“Our audience comes a long way to be here,” says Pence. “The journey isn’t easy, and the lodging isn’t inexpensive. So since we don’t announce our program in advance, we developed the philosophy that every film must be, at the very least, a North American premiere. So that if people have been to Sundance or Seattle or some other festival in this country, there is still enough reason for them to come to Telluride.”
In the juggle to avoid clashes with celebrity-hungry fall juggernauts like Venice and Toronto, semantics also come into play. Telluride tries to avoid the words “world premiere.”
“We prefer to say ‘unveilings,’ ” says Pence. “We leave the folderol and the red carpet to Venice and Toronto.”
That said, the rustic Colorado event still gets the pictures first, or at least first in North America.
With a highly selective program of only 20 new titles, augmented by retrospectives and rediscoveries, the 3½-day fest has never had a problem maintaining the level of quality that has led to its tip-top reputation, Pence declares.
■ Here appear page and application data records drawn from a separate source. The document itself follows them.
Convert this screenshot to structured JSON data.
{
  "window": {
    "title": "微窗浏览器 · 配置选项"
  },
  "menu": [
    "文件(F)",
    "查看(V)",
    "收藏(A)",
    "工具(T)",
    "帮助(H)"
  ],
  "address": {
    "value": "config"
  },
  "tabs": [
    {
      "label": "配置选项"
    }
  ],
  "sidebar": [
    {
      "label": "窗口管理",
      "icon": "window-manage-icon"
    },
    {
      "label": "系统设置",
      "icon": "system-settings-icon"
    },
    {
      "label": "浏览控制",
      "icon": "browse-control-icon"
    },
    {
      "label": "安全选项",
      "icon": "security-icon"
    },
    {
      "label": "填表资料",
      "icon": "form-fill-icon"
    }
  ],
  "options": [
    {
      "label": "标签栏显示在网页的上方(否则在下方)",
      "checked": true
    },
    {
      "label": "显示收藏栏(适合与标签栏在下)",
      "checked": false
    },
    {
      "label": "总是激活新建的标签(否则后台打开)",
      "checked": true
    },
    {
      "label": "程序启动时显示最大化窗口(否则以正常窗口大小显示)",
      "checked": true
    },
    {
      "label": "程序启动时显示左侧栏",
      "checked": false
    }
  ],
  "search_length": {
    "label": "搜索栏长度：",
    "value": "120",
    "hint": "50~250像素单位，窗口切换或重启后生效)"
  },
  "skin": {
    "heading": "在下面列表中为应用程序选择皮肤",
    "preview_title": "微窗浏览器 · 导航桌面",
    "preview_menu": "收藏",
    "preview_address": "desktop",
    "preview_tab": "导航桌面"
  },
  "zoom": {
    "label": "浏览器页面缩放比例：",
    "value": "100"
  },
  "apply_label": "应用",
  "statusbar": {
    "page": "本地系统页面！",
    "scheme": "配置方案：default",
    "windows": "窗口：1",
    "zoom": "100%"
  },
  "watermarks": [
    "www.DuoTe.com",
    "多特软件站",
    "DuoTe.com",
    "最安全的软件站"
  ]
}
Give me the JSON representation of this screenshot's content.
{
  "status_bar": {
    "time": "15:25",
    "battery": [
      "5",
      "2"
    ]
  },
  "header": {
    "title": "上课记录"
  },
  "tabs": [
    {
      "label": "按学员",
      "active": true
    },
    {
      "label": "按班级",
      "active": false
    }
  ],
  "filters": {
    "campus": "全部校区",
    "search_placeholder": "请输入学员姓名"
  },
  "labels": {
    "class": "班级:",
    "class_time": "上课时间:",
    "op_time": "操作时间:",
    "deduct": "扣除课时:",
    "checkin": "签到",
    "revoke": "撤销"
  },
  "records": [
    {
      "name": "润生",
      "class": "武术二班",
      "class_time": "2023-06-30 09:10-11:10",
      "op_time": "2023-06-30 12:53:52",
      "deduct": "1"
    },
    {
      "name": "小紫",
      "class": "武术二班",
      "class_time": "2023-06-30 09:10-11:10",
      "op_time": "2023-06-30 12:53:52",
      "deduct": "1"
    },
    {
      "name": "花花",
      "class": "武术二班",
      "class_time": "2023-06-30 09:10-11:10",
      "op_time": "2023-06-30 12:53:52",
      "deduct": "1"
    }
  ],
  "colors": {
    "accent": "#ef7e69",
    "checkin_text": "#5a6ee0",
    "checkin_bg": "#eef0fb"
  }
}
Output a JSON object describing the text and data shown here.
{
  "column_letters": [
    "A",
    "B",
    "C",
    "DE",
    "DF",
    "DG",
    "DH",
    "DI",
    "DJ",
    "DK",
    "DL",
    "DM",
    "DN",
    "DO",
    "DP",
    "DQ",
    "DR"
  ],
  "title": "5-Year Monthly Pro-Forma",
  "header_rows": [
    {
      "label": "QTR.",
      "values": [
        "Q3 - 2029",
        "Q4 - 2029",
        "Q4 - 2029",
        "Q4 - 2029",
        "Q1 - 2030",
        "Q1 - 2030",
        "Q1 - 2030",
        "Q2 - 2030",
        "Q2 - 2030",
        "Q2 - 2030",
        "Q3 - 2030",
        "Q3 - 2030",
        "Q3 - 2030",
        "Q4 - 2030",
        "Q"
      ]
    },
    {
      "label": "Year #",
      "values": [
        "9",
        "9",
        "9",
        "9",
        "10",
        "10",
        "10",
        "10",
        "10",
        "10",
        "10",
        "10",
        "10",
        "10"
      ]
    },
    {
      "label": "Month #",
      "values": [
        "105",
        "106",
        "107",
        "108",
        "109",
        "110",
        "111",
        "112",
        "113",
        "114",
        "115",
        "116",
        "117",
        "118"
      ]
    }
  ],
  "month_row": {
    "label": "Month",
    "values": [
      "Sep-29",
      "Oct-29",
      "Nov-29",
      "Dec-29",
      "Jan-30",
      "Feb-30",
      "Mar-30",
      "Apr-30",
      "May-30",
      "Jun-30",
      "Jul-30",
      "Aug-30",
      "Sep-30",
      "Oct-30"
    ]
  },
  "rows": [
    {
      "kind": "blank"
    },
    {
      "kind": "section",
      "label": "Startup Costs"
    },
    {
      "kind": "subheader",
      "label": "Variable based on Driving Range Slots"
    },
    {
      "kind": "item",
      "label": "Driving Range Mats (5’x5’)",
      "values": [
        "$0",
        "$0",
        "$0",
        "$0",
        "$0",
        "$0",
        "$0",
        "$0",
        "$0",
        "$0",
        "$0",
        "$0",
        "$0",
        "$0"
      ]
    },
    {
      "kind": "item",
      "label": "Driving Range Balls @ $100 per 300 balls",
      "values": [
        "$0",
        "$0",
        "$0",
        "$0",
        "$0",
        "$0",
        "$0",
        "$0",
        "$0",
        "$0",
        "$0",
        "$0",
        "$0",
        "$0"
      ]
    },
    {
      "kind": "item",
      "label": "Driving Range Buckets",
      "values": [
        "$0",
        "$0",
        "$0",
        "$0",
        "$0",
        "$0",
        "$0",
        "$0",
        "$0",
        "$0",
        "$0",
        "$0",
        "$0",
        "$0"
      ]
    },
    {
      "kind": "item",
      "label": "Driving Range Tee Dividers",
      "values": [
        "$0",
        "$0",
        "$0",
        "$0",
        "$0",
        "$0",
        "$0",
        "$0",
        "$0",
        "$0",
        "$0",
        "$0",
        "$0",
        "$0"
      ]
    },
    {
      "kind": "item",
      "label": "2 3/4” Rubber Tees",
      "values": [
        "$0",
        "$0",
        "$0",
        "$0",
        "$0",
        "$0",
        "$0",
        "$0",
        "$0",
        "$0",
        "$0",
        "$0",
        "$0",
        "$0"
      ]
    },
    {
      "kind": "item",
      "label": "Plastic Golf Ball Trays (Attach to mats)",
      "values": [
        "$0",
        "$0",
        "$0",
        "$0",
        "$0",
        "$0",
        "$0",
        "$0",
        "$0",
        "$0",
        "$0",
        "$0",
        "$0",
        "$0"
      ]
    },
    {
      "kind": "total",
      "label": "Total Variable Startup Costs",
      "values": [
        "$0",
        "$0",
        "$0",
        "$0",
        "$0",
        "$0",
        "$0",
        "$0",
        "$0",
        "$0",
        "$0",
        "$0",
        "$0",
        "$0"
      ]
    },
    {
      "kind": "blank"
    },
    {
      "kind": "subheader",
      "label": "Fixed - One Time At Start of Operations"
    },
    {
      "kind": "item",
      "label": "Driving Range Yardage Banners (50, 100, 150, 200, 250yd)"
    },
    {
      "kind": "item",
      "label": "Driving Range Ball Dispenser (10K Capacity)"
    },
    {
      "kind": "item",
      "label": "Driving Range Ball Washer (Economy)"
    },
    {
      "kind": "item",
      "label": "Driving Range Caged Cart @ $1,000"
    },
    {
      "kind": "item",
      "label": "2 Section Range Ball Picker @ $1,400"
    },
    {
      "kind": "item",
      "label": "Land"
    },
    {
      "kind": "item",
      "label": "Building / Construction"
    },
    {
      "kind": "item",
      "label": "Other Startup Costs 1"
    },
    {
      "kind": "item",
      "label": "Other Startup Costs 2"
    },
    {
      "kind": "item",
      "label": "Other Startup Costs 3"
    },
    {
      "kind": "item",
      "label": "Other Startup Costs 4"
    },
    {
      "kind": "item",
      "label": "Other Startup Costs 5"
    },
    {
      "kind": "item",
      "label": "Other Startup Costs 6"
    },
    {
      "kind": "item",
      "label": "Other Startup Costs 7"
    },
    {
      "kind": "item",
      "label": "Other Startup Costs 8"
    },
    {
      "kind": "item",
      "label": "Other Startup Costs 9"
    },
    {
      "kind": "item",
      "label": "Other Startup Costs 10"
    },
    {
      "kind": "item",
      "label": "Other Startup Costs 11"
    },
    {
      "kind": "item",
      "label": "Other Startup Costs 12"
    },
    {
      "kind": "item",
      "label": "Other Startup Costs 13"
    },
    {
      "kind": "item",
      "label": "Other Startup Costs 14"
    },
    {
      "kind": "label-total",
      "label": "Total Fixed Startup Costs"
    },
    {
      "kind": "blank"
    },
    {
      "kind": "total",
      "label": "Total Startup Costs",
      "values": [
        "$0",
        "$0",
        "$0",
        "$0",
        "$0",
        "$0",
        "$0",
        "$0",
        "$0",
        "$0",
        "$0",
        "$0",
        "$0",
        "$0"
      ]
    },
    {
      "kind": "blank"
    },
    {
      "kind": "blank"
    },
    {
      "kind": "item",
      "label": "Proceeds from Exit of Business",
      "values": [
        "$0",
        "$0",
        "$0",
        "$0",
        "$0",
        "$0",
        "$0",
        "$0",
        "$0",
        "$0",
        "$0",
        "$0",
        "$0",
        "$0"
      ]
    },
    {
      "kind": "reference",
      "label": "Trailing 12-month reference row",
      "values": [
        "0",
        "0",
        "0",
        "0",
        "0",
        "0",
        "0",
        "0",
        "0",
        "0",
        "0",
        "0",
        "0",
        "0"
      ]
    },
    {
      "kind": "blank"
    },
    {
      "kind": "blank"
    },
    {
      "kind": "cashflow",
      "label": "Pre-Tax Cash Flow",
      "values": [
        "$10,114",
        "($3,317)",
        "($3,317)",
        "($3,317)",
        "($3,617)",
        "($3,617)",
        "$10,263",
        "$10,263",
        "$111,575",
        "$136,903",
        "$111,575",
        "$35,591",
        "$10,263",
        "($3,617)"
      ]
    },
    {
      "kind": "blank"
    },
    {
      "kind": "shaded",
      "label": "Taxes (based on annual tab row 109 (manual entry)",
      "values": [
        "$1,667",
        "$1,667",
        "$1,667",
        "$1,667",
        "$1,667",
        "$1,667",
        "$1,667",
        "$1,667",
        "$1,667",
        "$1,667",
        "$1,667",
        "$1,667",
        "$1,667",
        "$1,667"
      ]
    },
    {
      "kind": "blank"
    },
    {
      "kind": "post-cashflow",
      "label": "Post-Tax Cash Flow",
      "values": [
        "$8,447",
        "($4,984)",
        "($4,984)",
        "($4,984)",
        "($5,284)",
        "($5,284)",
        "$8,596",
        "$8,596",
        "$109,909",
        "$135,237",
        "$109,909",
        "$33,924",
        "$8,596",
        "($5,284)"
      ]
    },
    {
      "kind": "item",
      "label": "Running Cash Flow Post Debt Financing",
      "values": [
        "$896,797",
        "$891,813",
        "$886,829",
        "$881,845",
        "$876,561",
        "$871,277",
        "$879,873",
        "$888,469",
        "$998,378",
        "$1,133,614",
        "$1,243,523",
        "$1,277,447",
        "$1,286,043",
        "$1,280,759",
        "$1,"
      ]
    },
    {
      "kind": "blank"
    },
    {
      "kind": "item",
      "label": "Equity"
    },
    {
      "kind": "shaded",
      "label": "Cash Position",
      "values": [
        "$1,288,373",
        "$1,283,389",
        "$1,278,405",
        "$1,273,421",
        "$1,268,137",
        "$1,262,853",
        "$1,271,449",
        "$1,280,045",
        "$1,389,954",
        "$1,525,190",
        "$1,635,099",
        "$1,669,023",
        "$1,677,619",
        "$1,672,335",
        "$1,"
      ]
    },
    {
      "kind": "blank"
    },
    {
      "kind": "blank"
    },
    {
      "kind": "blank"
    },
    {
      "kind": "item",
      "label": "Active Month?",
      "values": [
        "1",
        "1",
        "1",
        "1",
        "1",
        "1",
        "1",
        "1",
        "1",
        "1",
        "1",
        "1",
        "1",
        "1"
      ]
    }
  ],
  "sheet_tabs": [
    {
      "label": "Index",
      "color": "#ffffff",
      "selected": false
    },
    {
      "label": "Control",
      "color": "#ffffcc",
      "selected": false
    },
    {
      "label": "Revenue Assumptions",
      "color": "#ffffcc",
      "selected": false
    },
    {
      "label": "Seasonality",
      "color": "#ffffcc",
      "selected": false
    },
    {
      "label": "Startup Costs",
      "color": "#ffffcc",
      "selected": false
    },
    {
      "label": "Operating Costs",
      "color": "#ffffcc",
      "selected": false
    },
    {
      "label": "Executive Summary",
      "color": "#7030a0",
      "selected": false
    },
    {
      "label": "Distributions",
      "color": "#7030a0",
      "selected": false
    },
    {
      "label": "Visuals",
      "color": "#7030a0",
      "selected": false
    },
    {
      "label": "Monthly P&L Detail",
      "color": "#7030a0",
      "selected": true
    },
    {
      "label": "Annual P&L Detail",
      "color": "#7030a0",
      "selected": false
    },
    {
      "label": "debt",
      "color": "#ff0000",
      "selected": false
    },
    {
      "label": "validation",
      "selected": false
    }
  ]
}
“Unveilings” during the past few years alone have included “Kinsey,” “House of Flying Daggers,” “Finding Neverland,” “Lost in Translation,” “The Fog of War” and “Bowling for Columbine,” among others that went on to figure prominently during awards season.
Last year, the convergence of timing and Oscar-magnet films was particularly notable. “The festival is only as good as the films being made, and last year there was a swell of films that came up at the right moment that were perfect for Telluride,” Pence says.
Launched in the early 1970s, Telluride draws many of the most committed and influential film watchers on the circuit, including cineastes who program fests and arthouses in other cities, plus a smattering of key press and a slew of stimulating cultural figures and celebrities, who may be part of the program or merely out for a social and cinematic binge.
Passes regularly sell out at prices ranging from $325 to $3,500. Despite the SRO crowd, the festival is striving to develop and renew its audience, with an emphasis on drawing younger and first-time attendees. For the first time this year, daily content from this year’s event will be posted as it unfolds on a new feature called “SHOWroom” on the fest’s Web site, TellurideFilmFestival.org.
“We’re looking for a way to bring a new young audience to Telluride, and we want to use a medium they understand, which is the Internet,” Pence says. “We don’t want to be perceived as aging or in a time capsule. We’re reaching out.”
Meanwhile, the festival is unveiling a new venue of sorts, a tiny black-box theater formerly known as the Mini, now to be re-christened the Pierre, for Pierre Rissient, a filmmaker and longtime adviser to the festival. Situated alongside the new 650-seat Palms Theater, the venue will strive for a French atmosphere enhanced by a silhouette of its namesake, whom Pence calls “the world’s No. 1 cineaste,” plus snacks like croissants and coq au vin.
This year’s guest-directed sidebar will also have a French theme, thanks to its host, former Jean-Luc Godard collaborator Jean-Pierre Gorin (see box). And Silver Medallion honors will go to renowned film historian and critic David Thomson.